[Dataset rows for apps and sites]
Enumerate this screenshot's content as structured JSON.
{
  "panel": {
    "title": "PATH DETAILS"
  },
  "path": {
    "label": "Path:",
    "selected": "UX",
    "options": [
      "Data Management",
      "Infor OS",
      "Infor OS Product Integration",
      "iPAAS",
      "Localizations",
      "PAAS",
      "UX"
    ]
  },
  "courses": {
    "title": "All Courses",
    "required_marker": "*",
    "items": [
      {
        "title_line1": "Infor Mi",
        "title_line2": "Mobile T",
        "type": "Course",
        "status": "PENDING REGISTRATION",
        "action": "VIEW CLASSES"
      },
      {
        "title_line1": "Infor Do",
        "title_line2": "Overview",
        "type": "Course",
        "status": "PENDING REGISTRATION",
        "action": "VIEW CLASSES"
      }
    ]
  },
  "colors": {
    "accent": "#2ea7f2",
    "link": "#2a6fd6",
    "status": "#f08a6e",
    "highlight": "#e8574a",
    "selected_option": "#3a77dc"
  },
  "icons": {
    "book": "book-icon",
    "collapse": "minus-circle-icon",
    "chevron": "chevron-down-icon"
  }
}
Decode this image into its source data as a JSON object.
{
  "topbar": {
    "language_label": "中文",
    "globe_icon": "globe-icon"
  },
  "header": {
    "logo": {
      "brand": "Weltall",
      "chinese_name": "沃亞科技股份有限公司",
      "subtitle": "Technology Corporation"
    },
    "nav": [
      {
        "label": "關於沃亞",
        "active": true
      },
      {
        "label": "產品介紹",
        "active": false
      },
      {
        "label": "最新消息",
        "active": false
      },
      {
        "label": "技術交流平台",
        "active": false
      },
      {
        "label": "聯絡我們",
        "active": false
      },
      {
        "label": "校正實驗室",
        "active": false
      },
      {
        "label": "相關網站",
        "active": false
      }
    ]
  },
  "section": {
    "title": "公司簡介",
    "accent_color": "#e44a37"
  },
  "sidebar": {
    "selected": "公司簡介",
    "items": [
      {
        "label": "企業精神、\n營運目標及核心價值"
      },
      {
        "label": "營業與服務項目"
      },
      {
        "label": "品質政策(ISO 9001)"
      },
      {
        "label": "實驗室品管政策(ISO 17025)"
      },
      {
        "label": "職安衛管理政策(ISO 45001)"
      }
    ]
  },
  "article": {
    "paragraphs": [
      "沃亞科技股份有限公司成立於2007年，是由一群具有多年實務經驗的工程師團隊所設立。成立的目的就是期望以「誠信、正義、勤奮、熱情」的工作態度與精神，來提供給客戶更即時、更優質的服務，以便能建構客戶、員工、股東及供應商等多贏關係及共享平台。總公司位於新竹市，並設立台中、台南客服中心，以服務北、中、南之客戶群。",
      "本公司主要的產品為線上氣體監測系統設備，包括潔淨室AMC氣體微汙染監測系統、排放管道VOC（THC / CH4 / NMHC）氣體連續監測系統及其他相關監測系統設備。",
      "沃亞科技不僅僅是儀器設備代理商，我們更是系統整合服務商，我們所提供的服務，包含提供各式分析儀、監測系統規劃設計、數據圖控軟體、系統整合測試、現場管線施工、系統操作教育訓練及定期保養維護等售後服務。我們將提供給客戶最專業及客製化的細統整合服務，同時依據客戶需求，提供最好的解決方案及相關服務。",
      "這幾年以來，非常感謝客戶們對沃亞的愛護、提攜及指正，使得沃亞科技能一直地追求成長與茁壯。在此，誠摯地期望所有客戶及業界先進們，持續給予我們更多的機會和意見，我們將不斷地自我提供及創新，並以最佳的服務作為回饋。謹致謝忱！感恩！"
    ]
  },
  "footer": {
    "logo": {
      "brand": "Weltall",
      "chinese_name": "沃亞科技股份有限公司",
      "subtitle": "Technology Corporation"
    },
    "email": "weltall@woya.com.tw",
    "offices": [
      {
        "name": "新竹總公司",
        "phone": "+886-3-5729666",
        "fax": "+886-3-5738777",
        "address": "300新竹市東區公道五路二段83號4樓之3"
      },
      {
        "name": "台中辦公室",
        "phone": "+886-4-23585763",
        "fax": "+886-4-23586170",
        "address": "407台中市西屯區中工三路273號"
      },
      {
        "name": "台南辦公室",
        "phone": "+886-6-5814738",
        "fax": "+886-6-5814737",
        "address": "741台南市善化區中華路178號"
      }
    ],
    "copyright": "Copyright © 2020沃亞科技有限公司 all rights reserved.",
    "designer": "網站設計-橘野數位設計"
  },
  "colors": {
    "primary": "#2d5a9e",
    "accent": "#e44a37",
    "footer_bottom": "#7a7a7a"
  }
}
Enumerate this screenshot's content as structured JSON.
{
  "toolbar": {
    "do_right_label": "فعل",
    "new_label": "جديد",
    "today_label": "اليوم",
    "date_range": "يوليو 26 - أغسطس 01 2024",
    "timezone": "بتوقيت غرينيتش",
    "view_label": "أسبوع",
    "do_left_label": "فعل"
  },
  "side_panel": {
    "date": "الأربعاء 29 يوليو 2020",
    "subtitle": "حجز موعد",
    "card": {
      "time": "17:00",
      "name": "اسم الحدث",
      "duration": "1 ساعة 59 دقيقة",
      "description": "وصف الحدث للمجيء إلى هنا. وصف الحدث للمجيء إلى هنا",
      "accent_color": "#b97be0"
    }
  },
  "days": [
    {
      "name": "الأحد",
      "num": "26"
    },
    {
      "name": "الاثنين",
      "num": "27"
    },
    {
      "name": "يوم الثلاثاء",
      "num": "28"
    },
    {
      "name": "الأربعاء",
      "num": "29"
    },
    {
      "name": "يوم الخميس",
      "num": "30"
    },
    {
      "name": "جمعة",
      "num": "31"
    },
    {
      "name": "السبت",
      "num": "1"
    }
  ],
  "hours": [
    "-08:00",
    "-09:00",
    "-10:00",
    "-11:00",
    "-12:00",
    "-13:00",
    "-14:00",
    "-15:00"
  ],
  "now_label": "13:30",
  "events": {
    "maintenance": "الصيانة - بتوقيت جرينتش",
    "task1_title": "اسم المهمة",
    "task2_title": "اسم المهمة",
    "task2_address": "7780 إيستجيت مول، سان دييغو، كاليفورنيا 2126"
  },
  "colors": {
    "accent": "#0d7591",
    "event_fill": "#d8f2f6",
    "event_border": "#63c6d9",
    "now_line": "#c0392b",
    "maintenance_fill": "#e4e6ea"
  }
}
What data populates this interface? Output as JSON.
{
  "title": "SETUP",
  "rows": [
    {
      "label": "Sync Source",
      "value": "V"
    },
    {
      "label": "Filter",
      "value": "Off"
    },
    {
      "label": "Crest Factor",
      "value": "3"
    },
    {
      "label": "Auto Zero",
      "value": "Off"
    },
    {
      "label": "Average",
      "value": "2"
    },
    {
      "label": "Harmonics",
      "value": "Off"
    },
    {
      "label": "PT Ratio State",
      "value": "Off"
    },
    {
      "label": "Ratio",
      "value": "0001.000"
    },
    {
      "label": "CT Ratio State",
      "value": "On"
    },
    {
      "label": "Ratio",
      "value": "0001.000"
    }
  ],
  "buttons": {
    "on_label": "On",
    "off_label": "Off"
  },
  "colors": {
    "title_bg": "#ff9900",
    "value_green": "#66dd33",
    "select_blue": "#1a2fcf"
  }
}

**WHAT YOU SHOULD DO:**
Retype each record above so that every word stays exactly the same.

**WORKED SOLUTION:**
Enumerate this screenshot's content as structured JSON.
{
  "panel": {
    "title": "PATH DETAILS"
  },
  "path": {
    "label": "Path:",
    "selected": "UX",
    "options": [
      "Data Management",
      "Infor OS",
      "Infor OS Product Integration",
      "iPAAS",
      "Localizations",
      "PAAS",
      "UX"
    ]
  },
  "courses": {
    "title": "All Courses",
    "required_marker": "*",
    "items": [
      {
        "title_line1": "Infor Mi",
        "title_line2": "Mobile T",
        "type": "Course",
        "status": "PENDING REGISTRATION",
        "action": "VIEW CLASSES"
      },
      {
        "title_line1": "Infor Do",
        "title_line2": "Overview",
        "type": "Course",
        "status": "PENDING REGISTRATION",
        "action": "VIEW CLASSES"
      }
    ]
  },
  "colors": {
    "accent": "#2ea7f2",
    "link": "#2a6fd6",
    "status": "#f08a6e",
    "highlight": "#e8574a",
    "selected_option": "#3a77dc"
  },
  "icons": {
    "book": "book-icon",
    "collapse": "minus-circle-icon",
    "chevron": "chevron-down-icon"
  }
}
Decode this image into its source data as a JSON object.
{
  "topbar": {
    "language_label": "中文",
    "globe_icon": "globe-icon"
  },
  "header": {
    "logo": {
      "brand": "Weltall",
      "chinese_name": "沃亞科技股份有限公司",
      "subtitle": "Technology Corporation"
    },
    "nav": [
      {
        "label": "關於沃亞",
        "active": true
      },
      {
        "label": "產品介紹",
        "active": false
      },
      {
        "label": "最新消息",
        "active": false
      },
      {
        "label": "技術交流平台",
        "active": false
      },
      {
        "label": "聯絡我們",
        "active": false
      },
      {
        "label": "校正實驗室",
        "active": false
      },
      {
        "label": "相關網站",
        "active": false
      }
    ]
  },
  "section": {
    "title": "公司簡介",
    "accent_color": "#e44a37"
  },
  "sidebar": {
    "selected": "公司簡介",
    "items": [
      {
        "label": "企業精神、\n營運目標及核心價值"
      },
      {
        "label": "營業與服務項目"
      },
      {
        "label": "品質政策(ISO 9001)"
      },
      {
        "label": "實驗室品管政策(ISO 17025)"
      },
      {
        "label": "職安衛管理政策(ISO 45001)"
      }
    ]
  },
  "article": {
    "paragraphs": [
      "沃亞科技股份有限公司成立於2007年，是由一群具有多年實務經驗的工程師團隊所設立。成立的目的就是期望以「誠信、正義、勤奮、熱情」的工作態度與精神，來提供給客戶更即時、更優質的服務，以便能建構客戶、員工、股東及供應商等多贏關係及共享平台。總公司位於新竹市，並設立台中、台南客服中心，以服務北、中、南之客戶群。",
      "本公司主要的產品為線上氣體監測系統設備，包括潔淨室AMC氣體微汙染監測系統、排放管道VOC（THC / CH4 / NMHC）氣體連續監測系統及其他相關監測系統設備。",
      "沃亞科技不僅僅是儀器設備代理商，我們更是系統整合服務商，我們所提供的服務，包含提供各式分析儀、監測系統規劃設計、數據圖控軟體、系統整合測試、現場管線施工、系統操作教育訓練及定期保養維護等售後服務。我們將提供給客戶最專業及客製化的細統整合服務，同時依據客戶需求，提供最好的解決方案及相關服務。",
      "這幾年以來，非常感謝客戶們對沃亞的愛護、提攜及指正，使得沃亞科技能一直地追求成長與茁壯。在此，誠摯地期望所有客戶及業界先進們，持續給予我們更多的機會和意見，我們將不斷地自我提供及創新，並以最佳的服務作為回饋。謹致謝忱！感恩！"
    ]
  },
  "footer": {
    "logo": {
      "brand": "Weltall",
      "chinese_name": "沃亞科技股份有限公司",
      "subtitle": "Technology Corporation"
    },
    "email": "weltall@woya.com.tw",
    "offices": [
      {
        "name": "新竹總公司",
        "phone": "+886-3-5729666",
        "fax": "+886-3-5738777",
        "address": "300新竹市東區公道五路二段83號4樓之3"
      },
      {
        "name": "台中辦公室",
        "phone": "+886-4-23585763",
        "fax": "+886-4-23586170",
        "address": "407台中市西屯區中工三路273號"
      },
      {
        "name": "台南辦公室",
        "phone": "+886-6-5814738",
        "fax": "+886-6-5814737",
        "address": "741台南市善化區中華路178號"
      }
    ],
    "copyright": "Copyright © 2020沃亞科技有限公司 all rights reserved.",
    "designer": "網站設計-橘野數位設計"
  },
  "colors": {
    "primary": "#2d5a9e",
    "accent": "#e44a37",
    "footer_bottom": "#7a7a7a"
  }
}
Enumerate this screenshot's content as structured JSON.
{
  "toolbar": {
    "do_right_label": "فعل",
    "new_label": "جديد",
    "today_label": "اليوم",
    "date_range": "يوليو 26 - أغسطس 01 2024",
    "timezone": "بتوقيت غرينيتش",
    "view_label": "أسبوع",
    "do_left_label": "فعل"
  },
  "side_panel": {
    "date": "الأربعاء 29 يوليو 2020",
    "subtitle": "حجز موعد",
    "card": {
      "time": "17:00",
      "name": "اسم الحدث",
      "duration": "1 ساعة 59 دقيقة",
      "description": "وصف الحدث للمجيء إلى هنا. وصف الحدث للمجيء إلى هنا",
      "accent_color": "#b97be0"
    }
  },
  "days": [
    {
      "name": "الأحد",
      "num": "26"
    },
    {
      "name": "الاثنين",
      "num": "27"
    },
    {
      "name": "يوم الثلاثاء",
      "num": "28"
    },
    {
      "name": "الأربعاء",
      "num": "29"
    },
    {
      "name": "يوم الخميس",
      "num": "30"
    },
    {
      "name": "جمعة",
      "num": "31"
    },
    {
      "name": "السبت",
      "num": "1"
    }
  ],
  "hours": [
    "-08:00",
    "-09:00",
    "-10:00",
    "-11:00",
    "-12:00",
    "-13:00",
    "-14:00",
    "-15:00"
  ],
  "now_label": "13:30",
  "events": {
    "maintenance": "الصيانة - بتوقيت جرينتش",
    "task1_title": "اسم المهمة",
    "task2_title": "اسم المهمة",
    "task2_address": "7780 إيستجيت مول، سان دييغو، كاليفورنيا 2126"
  },
  "colors": {
    "accent": "#0d7591",
    "event_fill": "#d8f2f6",
    "event_border": "#63c6d9",
    "now_line": "#c0392b",
    "maintenance_fill": "#e4e6ea"
  }
}
What data populates this interface? Output as JSON.
{
  "title": "SETUP",
  "rows": [
    {
      "label": "Sync Source",
      "value": "V"
    },
    {
      "label": "Filter",
      "value": "Off"
    },
    {
      "label": "Crest Factor",
      "value": "3"
    },
    {
      "label": "Auto Zero",
      "value": "Off"
    },
    {
      "label": "Average",
      "value": "2"
    },
    {
      "label": "Harmonics",
      "value": "Off"
    },
    {
      "label": "PT Ratio State",
      "value": "Off"
    },
    {
      "label": "Ratio",
      "value": "0001.000"
    },
    {
      "label": "CT Ratio State",
      "value": "On"
    },
    {
      "label": "Ratio",
      "value": "0001.000"
    }
  ],
  "buttons": {
    "on_label": "On",
    "off_label": "Off"
  },
  "colors": {
    "title_bg": "#ff9900",
    "value_green": "#66dd33",
    "select_blue": "#1a2fcf"
  }
}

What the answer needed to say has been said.